PROGMEM -- 2 Arrays? (SOLVED)

Is PROGMEM limited to keeping one array?
Looks I'm running into trouble with two.

No

I can't see anything wrong with the code that you have not posted

Just asking questions, talking theoreticals, first.

It's OK with these arrays PROGMEM'd at the top with all the other declarations etc., but tanks when the variable declarations are preceded with (prepended by?) extern.
It worked with one array extern'd, but not both.
I want to use that (extern) so that I can place both of these considerable arrays at the end of the sketch.

The IDE permits, but the execution bombs.
(It's not coughing up an error hairball.)

You can be theoretical, but there are a few different specific things with it.

Yes, you can create many arrays as PROGMEM. Can you show a test-sketch to show how you use the pointers and declare them extern ?

An Arduino Mega 2560 has more than 64kbyte Flash memory to be used as PROGMEM. Once over the boundery of 64kbyte, everything changes. Many things don't work and the pointer to that memory are not really pointers. See my test: Progmem_far.ino.

I think you can create your own segment names for PROGMEM.

Where is the end of the sketch ? At a higher address ? Why do you want the PROGMEM section to be at a higher address ? If you don't want considerable arrays to be in the middle of your sketch, that is no problem. They are in a different segment.

If you want the PROGMEM to be at a specific location, then there is a bootloader that can write to Flash during runtime and the sketch can use the functions of the bootloader: https://forum.arduino.cc/index.php?topic=332191.0

runaway_pancake:
Just asking questions, talking theoreticals, first.

It's OK with these arrays PROGMEM'd at the top with all the other declarations etc., but tanks when the variable declarations are preceded with (prepended by?) extern.
It worked with one array extern'd, but not both.
I want to use that (extern) so that I can place both of these considerable arrays at the end of the sketch.
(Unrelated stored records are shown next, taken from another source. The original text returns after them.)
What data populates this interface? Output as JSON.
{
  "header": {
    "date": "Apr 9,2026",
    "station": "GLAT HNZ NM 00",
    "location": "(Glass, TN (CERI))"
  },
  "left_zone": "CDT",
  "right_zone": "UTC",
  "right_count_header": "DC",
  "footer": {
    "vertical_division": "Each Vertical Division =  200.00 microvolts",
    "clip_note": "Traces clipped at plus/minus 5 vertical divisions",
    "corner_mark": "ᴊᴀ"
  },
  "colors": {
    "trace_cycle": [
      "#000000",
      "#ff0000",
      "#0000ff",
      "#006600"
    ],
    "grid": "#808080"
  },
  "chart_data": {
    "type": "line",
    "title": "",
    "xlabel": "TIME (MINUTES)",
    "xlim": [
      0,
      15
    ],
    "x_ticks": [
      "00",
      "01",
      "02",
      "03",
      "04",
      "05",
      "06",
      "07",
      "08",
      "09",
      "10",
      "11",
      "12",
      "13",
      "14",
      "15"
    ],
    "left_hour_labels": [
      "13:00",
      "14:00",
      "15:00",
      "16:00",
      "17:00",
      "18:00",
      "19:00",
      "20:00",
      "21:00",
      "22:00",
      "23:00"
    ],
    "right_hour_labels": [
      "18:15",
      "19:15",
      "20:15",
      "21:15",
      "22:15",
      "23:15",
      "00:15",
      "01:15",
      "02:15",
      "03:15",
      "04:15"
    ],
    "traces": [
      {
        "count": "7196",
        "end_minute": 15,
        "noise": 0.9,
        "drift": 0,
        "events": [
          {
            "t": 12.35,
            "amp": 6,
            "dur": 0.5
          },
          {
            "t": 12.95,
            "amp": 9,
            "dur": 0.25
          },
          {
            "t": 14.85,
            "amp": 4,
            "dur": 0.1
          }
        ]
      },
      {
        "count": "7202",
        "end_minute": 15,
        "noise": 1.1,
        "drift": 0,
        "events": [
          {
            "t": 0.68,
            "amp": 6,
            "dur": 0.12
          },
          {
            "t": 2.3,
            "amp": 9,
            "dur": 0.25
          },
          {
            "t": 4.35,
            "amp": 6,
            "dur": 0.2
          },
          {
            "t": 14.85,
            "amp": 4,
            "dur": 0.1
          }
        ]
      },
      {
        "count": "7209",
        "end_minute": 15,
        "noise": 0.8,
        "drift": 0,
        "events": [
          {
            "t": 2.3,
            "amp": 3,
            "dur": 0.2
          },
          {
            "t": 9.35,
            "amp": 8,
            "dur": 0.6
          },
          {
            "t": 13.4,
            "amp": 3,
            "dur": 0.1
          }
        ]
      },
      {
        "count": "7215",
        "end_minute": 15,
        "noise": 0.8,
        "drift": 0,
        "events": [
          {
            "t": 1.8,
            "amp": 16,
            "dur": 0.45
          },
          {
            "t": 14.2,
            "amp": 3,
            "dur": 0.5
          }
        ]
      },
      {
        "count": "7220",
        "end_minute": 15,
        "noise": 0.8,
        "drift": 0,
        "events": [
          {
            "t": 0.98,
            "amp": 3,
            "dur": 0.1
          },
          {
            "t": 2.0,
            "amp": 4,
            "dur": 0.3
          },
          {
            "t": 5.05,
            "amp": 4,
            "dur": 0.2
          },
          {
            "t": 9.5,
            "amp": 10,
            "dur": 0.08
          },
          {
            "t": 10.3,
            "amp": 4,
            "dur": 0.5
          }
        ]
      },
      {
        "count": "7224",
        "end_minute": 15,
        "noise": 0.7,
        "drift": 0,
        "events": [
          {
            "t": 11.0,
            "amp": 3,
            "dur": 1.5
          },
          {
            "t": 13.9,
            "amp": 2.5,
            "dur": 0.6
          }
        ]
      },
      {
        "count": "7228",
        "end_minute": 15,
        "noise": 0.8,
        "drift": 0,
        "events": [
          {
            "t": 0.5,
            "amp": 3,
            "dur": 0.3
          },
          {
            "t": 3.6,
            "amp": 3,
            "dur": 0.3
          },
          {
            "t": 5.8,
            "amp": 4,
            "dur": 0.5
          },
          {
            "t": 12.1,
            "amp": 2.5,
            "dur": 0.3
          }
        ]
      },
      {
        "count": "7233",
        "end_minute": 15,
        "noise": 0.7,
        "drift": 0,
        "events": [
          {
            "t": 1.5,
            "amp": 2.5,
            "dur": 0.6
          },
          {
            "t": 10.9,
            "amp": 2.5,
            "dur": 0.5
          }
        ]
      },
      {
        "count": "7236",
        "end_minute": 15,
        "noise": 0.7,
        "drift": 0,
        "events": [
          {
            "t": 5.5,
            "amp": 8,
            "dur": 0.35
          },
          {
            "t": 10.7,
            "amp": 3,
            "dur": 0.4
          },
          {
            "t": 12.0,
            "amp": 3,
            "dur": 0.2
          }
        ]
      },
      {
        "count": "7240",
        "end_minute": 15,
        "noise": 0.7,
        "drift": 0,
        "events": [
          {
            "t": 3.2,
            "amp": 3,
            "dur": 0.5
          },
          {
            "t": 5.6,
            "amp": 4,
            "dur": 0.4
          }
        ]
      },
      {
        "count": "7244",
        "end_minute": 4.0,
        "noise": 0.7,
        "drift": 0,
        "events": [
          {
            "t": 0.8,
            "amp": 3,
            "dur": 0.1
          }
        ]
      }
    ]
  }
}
The IDE permits, but the execution bombs.
(It's not coughing up an error hairball.)

Are you concerned with where the PROGMEM data is stored on the arduino, or where the array definition is in the sketch?

My code/s exceed 9000 characters (each).
Maybe my understanding of the purpose or proper use of 'extern' is flawed.
I thought that with it I can place the arrays at the end of the sketch (among other things?). My arrays are tedious, well one is (it's for setting bits for characters); so instead of drilling past them to get to the sketch proper I could plop them at the end - because I don't need to deal with them.

I'm using PROGMEM and pgm_read_byte properly.
If I do this --

extern const byte lettermatrix[91][6];
extern const byte matrixConfig[256];

and place those arrays at the end of the sketch, it craters.
(The display field twinkles, sort of neat effect but undesired.)
If I only do with the one or the other then it's fine.

I don't think its considered proper naming convention, but the easiest way to accomplish what you want is to put the array declarations in a file with the extension .h and stored in the same folder as the sketch file, then use #include "filename.h" to insert it into your sketch. Another method is to split the sketch into multiple .ino files, but be aware that the compiler processes the main .ino file first, then any additional .ino files in the same folder in alphabetical order.

@david_2018
I don't need to do that - it works with everything at the top, as it were, and no externs.

I'm just wondering why not with extern. If I have it wrong, maybe somebody can set me straight.
I'll upload the INOs if anyone wants to see them.

runaway_pancake:
My code/s exceed 9000 characters (each).

Make an MRE that demonstrates the issue.

Here’s my MRE (spam a-la king)

extern const byte oddarray [4];
extern const byte evenarray [4];
byte idx;
byte value;

void setup() 
{
  Serial.begin(9600);
}
void loop() 
{
  for(idx = 0 ; idx < 4; idx ++)
  {
    value = pgm_read_byte(&(oddarray[idx]));
    Serial.print(value);
    Serial.print(" - ");
    delay(500);
    value = pgm_read_byte(&(evenarray[idx]));
    Serial.print(value);
    if(idx < 3)
    {
      Serial.print(" - ");
    }
    delay(500);
  }
  Serial.println("");
  delay(2000);
}
const byte oddarray [4] PROGMEM = {1,3,5,7};
const byte evenarray [4] PROGMEM = {2,4,6,8};

Unfortunately . . . it does not result a problem.

HA !
Somehow, the size of the arrays matters
when using byte.
When I change to
uint8_t (instead) – it works.

extern const uint8_t lettermatrix[91][6];
extern const uint8_t matrixConfig[256];

. . .

const uint8_t lettermatrix[91][6] PROGMEM = 
                {
                 B00000000, // 0x20 SPACE
                 B00000000,
                 B00000000,
                 B00000000,
. . .
const uint8_t matrixConfig[256] PROGMEM = {0,8,16,24, . . .